Interpretive Summary: Wheat (Triticum aestivum L.) is one of the most cultivated crops worldwide. Approximately 65% of wheat is used for human consumption, though it is also widely utilized in other fields such as feed, energy, and non-food industries. Depending on different end uses, quality classification based on wheat compositions or functionalities has been developed in many countries. However, these classification methods are general and do not allow precise quantitative quality assessment. Breeders, millers, bakers, and other end-users demand precise quantitative assessments of wheat, because quality has a great impact on breeding, processing, and marketing, and precise quantitative assessment allows maximum utilization of kernel, flour, and dough. Quality indicators of wheat include analytical parameters (e.g., protein content, falling number), rheological parameters (e.g., mixing resistance, viscoelasticity), and end product quality parameters (e.g., bread loaf volume, texture). Conventional assessment methods that use chemistry experiments are laborious, time-consuming, expensive, and not environmentally friendly and require experienced technicians. Given the disadvantages of traditional assessment methods and the heavy use of wheat as well as wheat products, there is a great demand for rapid, low-cost, non-destructive, simple, and environmentally friendly assessment methods to evaluate the quality of wheat kernels, ground flours, dough, and end products. To meet this demand, researchers have studied and applied spectroscopic approaches such as nuclear magnetic resonance (NMR), fluorescence spectroscopy (FS), X-ray computed tomography (CT), hyperspectral imaging (HSI), ultraviolet spectroscopy, visible spectroscopy, mid infrared spectroscopy (MIRS). Compared to these methods, near infrared spectroscopy (NIRS) is the most popular one given its advantages in throughput, portability, versatility, simplicity, sample particularity, and cost. This review presents the principles, spectra acquisition, pretreatments, wavelength selection, outlier treatments, data set division, and model development in NIRS methods. Especially, the application of NIRS in quantitative assessments of compositional parameters, physical parameters, rheological parameters, and end-product quality was also reviewed. Furthermore, it discusses future development trends of the NIRS technology in the wheat quality assessment

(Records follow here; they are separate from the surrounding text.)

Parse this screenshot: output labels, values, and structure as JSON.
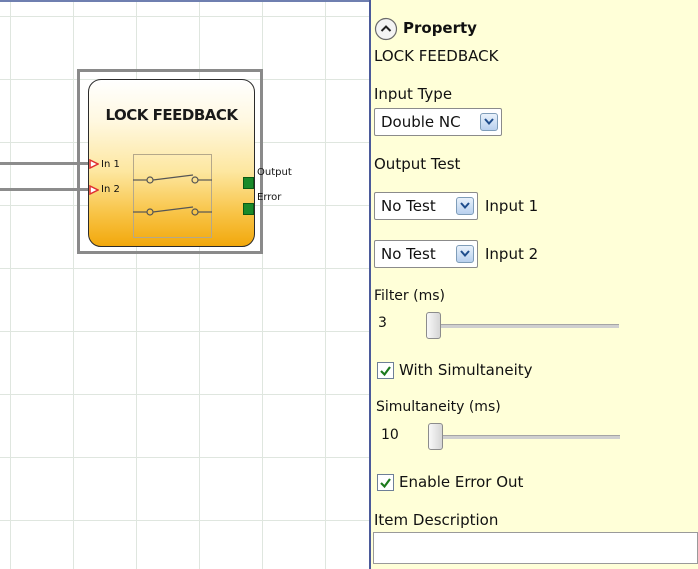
{
  "block": {
    "title": "LOCK FEEDBACK",
    "inputs": [
      "In 1",
      "In 2"
    ],
    "outputs": [
      "Output",
      "Error"
    ]
  },
  "panel": {
    "header": "Property",
    "element_name": "LOCK FEEDBACK",
    "input_type": {
      "label": "Input Type",
      "value": "Double NC"
    },
    "output_test": {
      "label": "Output Test",
      "input1": {
        "value": "No Test",
        "label": "Input 1"
      },
      "input2": {
        "value": "No Test",
        "label": "Input 2"
      }
    },
    "filter": {
      "label": "Filter (ms)",
      "value": "3"
    },
    "with_simultaneity": {
      "label": "With Simultaneity",
      "checked": true
    },
    "simultaneity": {
      "label": "Simultaneity (ms)",
      "value": "10"
    },
    "enable_error_out": {
      "label": "Enable Error Out",
      "checked": true
    },
    "item_description": {
      "label": "Item Description",
      "value": ""
    }
  },
  "colors": {
    "panel_bg": "#ffffd8",
    "block_gradient_bottom": "#f2a80c",
    "output_pin": "#1a8a2a",
    "input_pin": "#e03030"
  },
  "icons": {
    "collapse": "chevron-up-circle-icon",
    "dropdown": "chevron-down-icon",
    "checkbox": "checkmark-icon"
  }
}
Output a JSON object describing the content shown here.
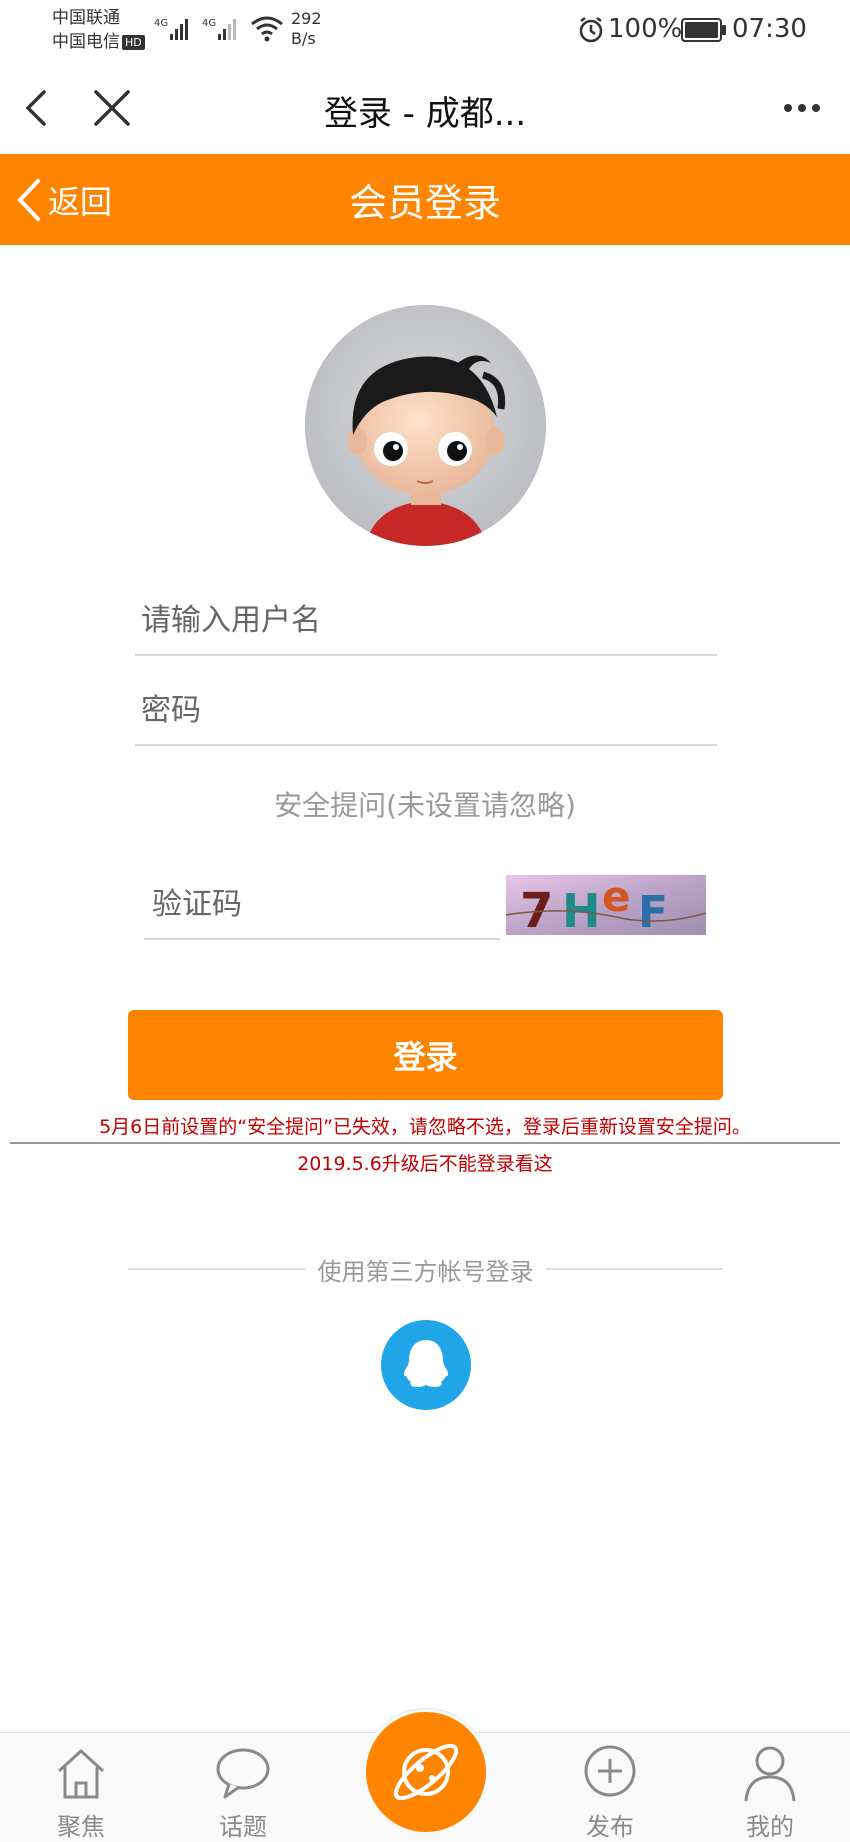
{
  "status_bar": {
    "carrier_1": "中国联通",
    "carrier_2": "中国电信",
    "hd_badge": "HD",
    "network_1": "4G",
    "network_2": "4G",
    "net_speed_value": "292",
    "net_speed_unit": "B/s",
    "battery": "100%",
    "time": "07:30"
  },
  "webview_bar": {
    "title": "登录 - 成都..."
  },
  "header": {
    "back_label": "返回",
    "title": "会员登录"
  },
  "form": {
    "username_placeholder": "请输入用户名",
    "password_placeholder": "密码",
    "security_question": "安全提问(未设置请忽略)",
    "captcha_placeholder": "验证码",
    "captcha_text": "7HeF",
    "login_button": "登录"
  },
  "notices": {
    "line1": "5月6日前设置的“安全提问”已失效，请忽略不选，登录后重新设置安全提问。",
    "line2": "2019.5.6升级后不能登录看这"
  },
  "third_party": {
    "label": "使用第三方帐号登录"
  },
  "tabbar": {
    "items": [
      {
        "label": "聚焦",
        "icon": "home-icon"
      },
      {
        "label": "话题",
        "icon": "chat-bubble-icon"
      },
      {
        "label": "",
        "icon": "planet-icon"
      },
      {
        "label": "发布",
        "icon": "plus-circle-icon"
      },
      {
        "label": "我的",
        "icon": "user-icon"
      }
    ]
  },
  "colors": {
    "accent": "#ff8400",
    "notice": "#c40000",
    "qq": "#1fa5e8"
  }
}
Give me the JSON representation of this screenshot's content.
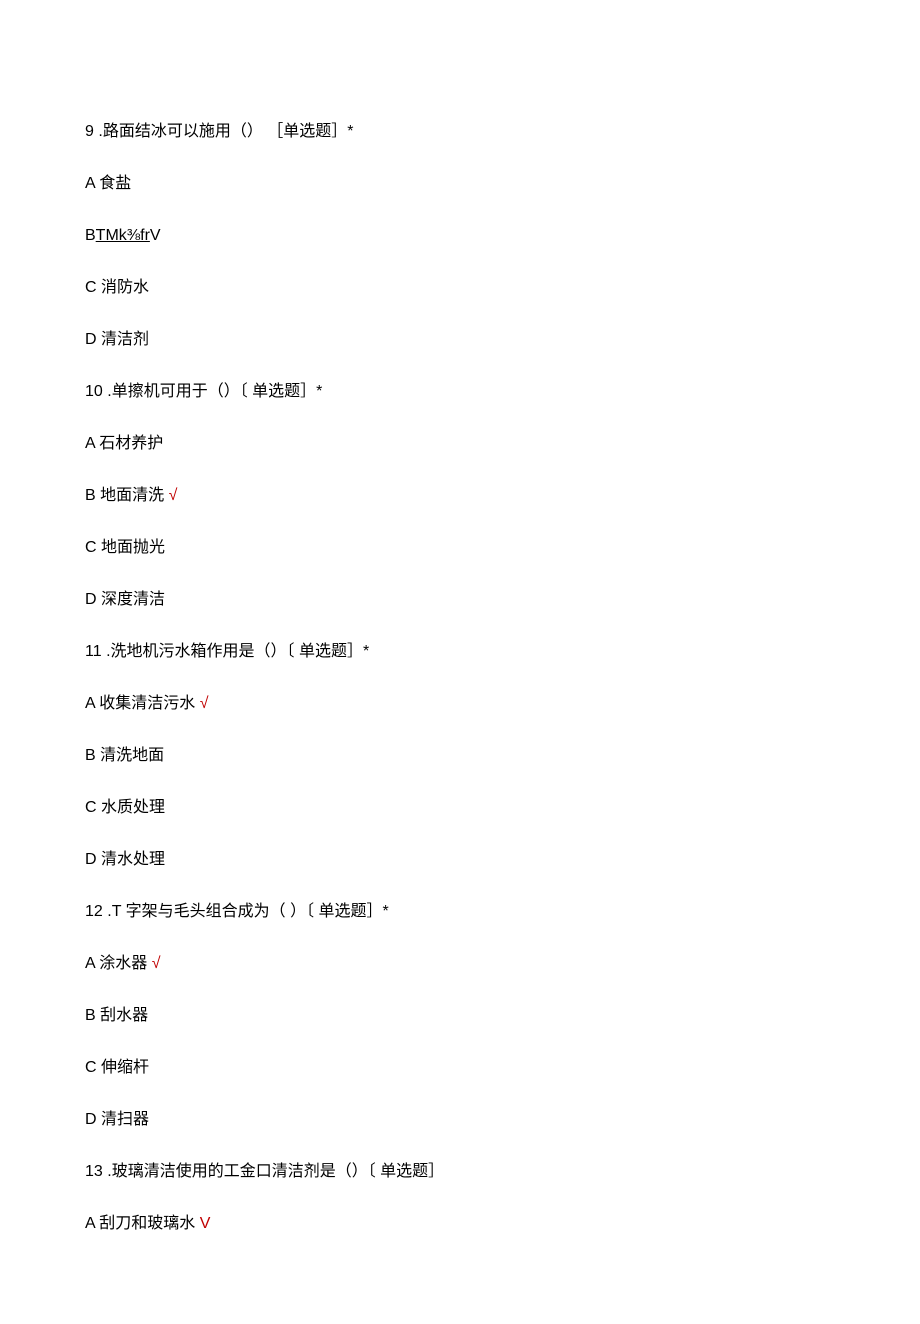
{
  "questions": [
    {
      "number": "9",
      "stem": "路面结冰可以施用（） ［单选题］*",
      "options": [
        {
          "label": "A",
          "text": "食盐",
          "underline": false,
          "correct": false,
          "mark": ""
        },
        {
          "label": "B",
          "text": "TMk⅜fr",
          "underline": true,
          "correct": true,
          "mark": "V"
        },
        {
          "label": "C",
          "text": "消防水",
          "underline": false,
          "correct": false,
          "mark": ""
        },
        {
          "label": "D",
          "text": "清洁剂",
          "underline": false,
          "correct": false,
          "mark": ""
        }
      ]
    },
    {
      "number": "10",
      "stem": "单擦机可用于（）〔 单选题］*",
      "options": [
        {
          "label": "A",
          "text": "石材养护",
          "underline": false,
          "correct": false,
          "mark": ""
        },
        {
          "label": "B",
          "text": "地面清洗",
          "underline": false,
          "correct": true,
          "mark": "√"
        },
        {
          "label": "C",
          "text": "地面抛光",
          "underline": false,
          "correct": false,
          "mark": ""
        },
        {
          "label": "D",
          "text": "深度清洁",
          "underline": false,
          "correct": false,
          "mark": ""
        }
      ]
    },
    {
      "number": "11",
      "stem": "洗地机污水箱作用是（）〔 单选题］*",
      "options": [
        {
          "label": "A",
          "text": "收集清洁污水",
          "underline": false,
          "correct": true,
          "mark": "√"
        },
        {
          "label": "B",
          "text": "清洗地面",
          "underline": false,
          "correct": false,
          "mark": ""
        },
        {
          "label": "C",
          "text": "水质处理",
          "underline": false,
          "correct": false,
          "mark": ""
        },
        {
          "label": "D",
          "text": "清水处理",
          "underline": false,
          "correct": false,
          "mark": ""
        }
      ]
    },
    {
      "number": "12",
      "stem": "T 字架与毛头组合成为（ ）〔 单选题］*",
      "options": [
        {
          "label": "A",
          "text": "涂水器",
          "underline": false,
          "correct": true,
          "mark": "√"
        },
        {
          "label": "B",
          "text": "刮水器",
          "underline": false,
          "correct": false,
          "mark": ""
        },
        {
          "label": "C",
          "text": "伸缩杆",
          "underline": false,
          "correct": false,
          "mark": ""
        },
        {
          "label": "D",
          "text": "清扫器",
          "underline": false,
          "correct": false,
          "mark": ""
        }
      ]
    },
    {
      "number": "13",
      "stem": "玻璃清洁使用的工金口清洁剂是（）〔 单选题］",
      "options": [
        {
          "label": "A",
          "text": "刮刀和玻璃水",
          "underline": false,
          "correct": true,
          "mark": "V"
        }
      ]
    }
  ]
}
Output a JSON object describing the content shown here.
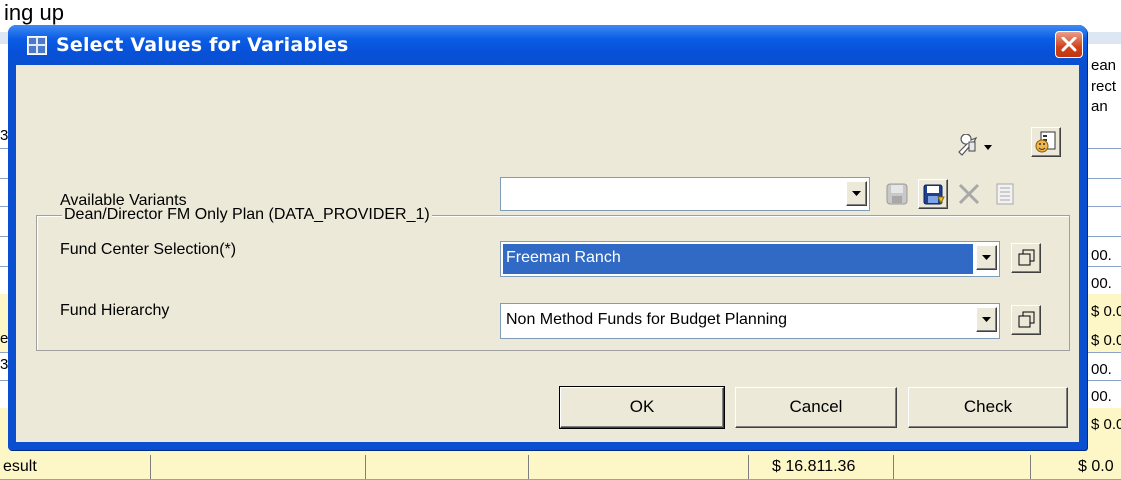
{
  "background": {
    "top_text": "ing up",
    "right_column": [
      "ean",
      "rect",
      "an",
      "00.",
      "00.",
      "$ 0.0",
      "$ 0.0",
      "00.",
      "00.",
      "$ 0.0"
    ],
    "left_fragments": [
      "3",
      "e",
      "3"
    ],
    "result_label": "esult",
    "result_value": "$ 16.811.36",
    "result_last": "$ 0.0"
  },
  "dialog": {
    "title": "Select Values for Variables",
    "available_variants_label": "Available Variants",
    "available_variants_value": "",
    "group_title": "Dean/Director FM Only Plan (DATA_PROVIDER_1)",
    "fund_center_label": "Fund Center Selection(*)",
    "fund_center_value": "Freeman Ranch",
    "fund_hierarchy_label": "Fund Hierarchy",
    "fund_hierarchy_value": "Non Method Funds for Budget Planning",
    "ok_label": "OK",
    "cancel_label": "Cancel",
    "check_label": "Check"
  },
  "colors": {
    "titlebar": "#0a4fcf",
    "client_bg": "#ece9d8",
    "selection": "#316ac5",
    "close": "#d0421c"
  }
}
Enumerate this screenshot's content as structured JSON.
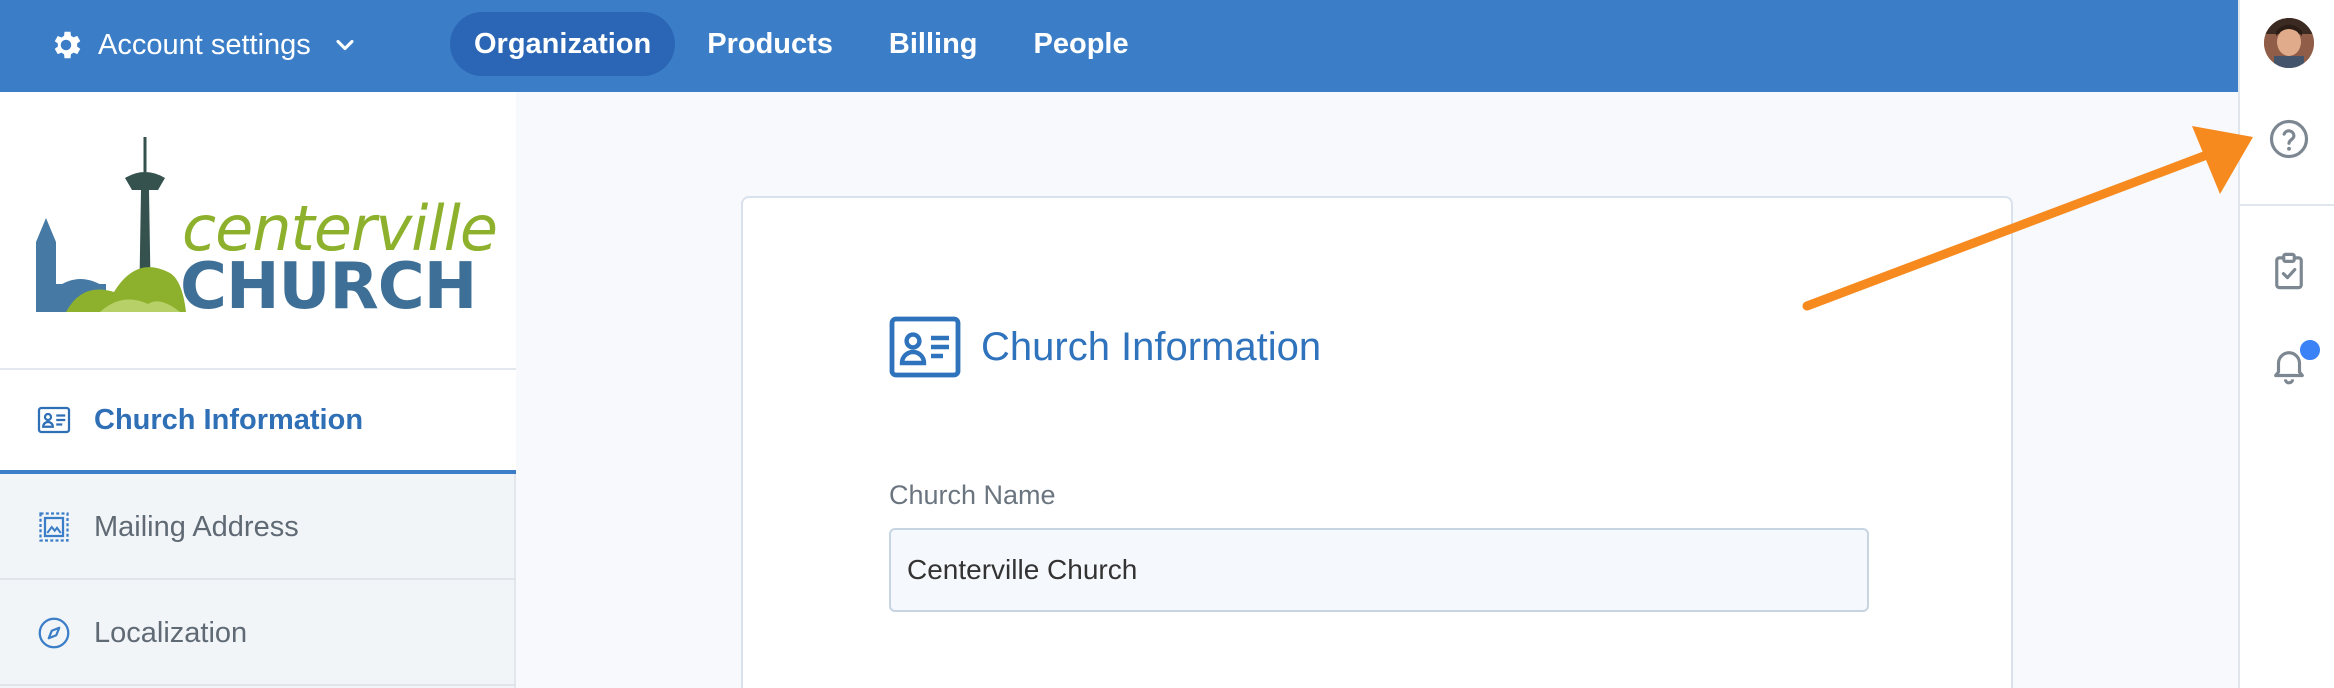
{
  "header": {
    "account_label": "Account settings",
    "account_icon": "gear-icon",
    "tabs": [
      {
        "label": "Organization",
        "active": true
      },
      {
        "label": "Products",
        "active": false
      },
      {
        "label": "Billing",
        "active": false
      },
      {
        "label": "People",
        "active": false
      }
    ],
    "bar_color": "#3b7ec7"
  },
  "rail": {
    "items": [
      "avatar",
      "help-icon",
      "clipboard-check-icon",
      "bell-icon"
    ],
    "notification_dot_color": "#3b82f6"
  },
  "logo": {
    "line1": "centerville",
    "line2": "CHURCH"
  },
  "sidebar": {
    "items": [
      {
        "label": "Church Information",
        "icon": "id-card-icon",
        "active": true
      },
      {
        "label": "Mailing Address",
        "icon": "stamp-icon",
        "active": false
      },
      {
        "label": "Localization",
        "icon": "compass-icon",
        "active": false
      }
    ]
  },
  "card": {
    "title": "Church Information",
    "icon": "id-card-icon",
    "field_label": "Church Name",
    "field_value": "Centerville Church"
  },
  "annotation": {
    "arrow_color": "#f68a1e",
    "points_to": "help-icon"
  }
}
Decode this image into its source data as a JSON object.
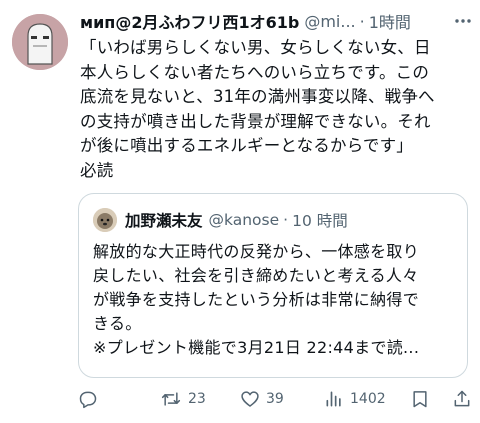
{
  "post": {
    "author_name": "мип@2月ふわフリ西1オ61b",
    "handle": "@mi...",
    "separator": "·",
    "time": "1時間",
    "body_lines": [
      "「いわば男らしくない男、女らしくない女、日",
      "本人らしくない者たちへのいら立ちです。この",
      "底流を見ないと、31年の満州事変以降、戦争へ",
      "の支持が噴き出した背景が理解できない。それ",
      "が後に噴出するエネルギーとなるからです」",
      "必読"
    ]
  },
  "quote": {
    "author_name": "加野瀬未友",
    "handle": "@kanose",
    "separator": "·",
    "time": "10 時間",
    "body_lines": [
      "解放的な大正時代の反発から、一体感を取り",
      "戻したい、社会を引き締めたいと考える人々",
      "が戦争を支持したという分析は非常に納得で",
      "きる。",
      "※プレゼント機能で3月21日 22:44まで読..."
    ]
  },
  "actions": {
    "reply_count": "",
    "retweet_count": "23",
    "like_count": "39",
    "view_count": "1402"
  },
  "icons": {
    "more": "more-icon",
    "reply": "reply-icon",
    "retweet": "retweet-icon",
    "like": "heart-icon",
    "views": "views-icon",
    "bookmark": "bookmark-icon",
    "share": "share-icon"
  },
  "colors": {
    "text": "#0f1419",
    "secondary": "#536471",
    "border": "#cfd9de"
  }
}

Technical Abstract: Wheat is one of the most cultivated crops. A great need exists in wheat quality assessment for breeding, processing, and products production purposes. Near infrared spectroscopy (NIRS) is a rapid, low-cost, simple, and non-destructive assessment method. Many advanced studies associated with NIRS for wheat quality assessment have recently been published, either introducing new chemometrics or attempting new assessment parameters to improve model robustness and accuracy. This review provides a comprehensive overview of NIRS methodology including its principle, spectra pretreatments, spectral wavelength selection, outlier disposal, data set division, regression methods, and model evaluation. More importantly, the applications of NIRS in the determination of analytical parameters, rheological parameters, and end-product quality of wheat are summarized. NIRS showed great potential in the quantitative determination of analytical parameters, rheological parameters, and end-product quality for wheat products. There are still some challenges in model robustness and accuracy when determining rheological parameters and end-user quality. Future model development needs to incorporate larger databases, integrate different spectroscopic techniques, and introduce edge-cutting chemometric methods. In addition, calibration based on external factors should be considered to improve predicted results of the calibration model. The NIRS application in micronutrients needs to be extended. Last, the idea of combining standard product sensory attributes and spectra for model development deserves further study.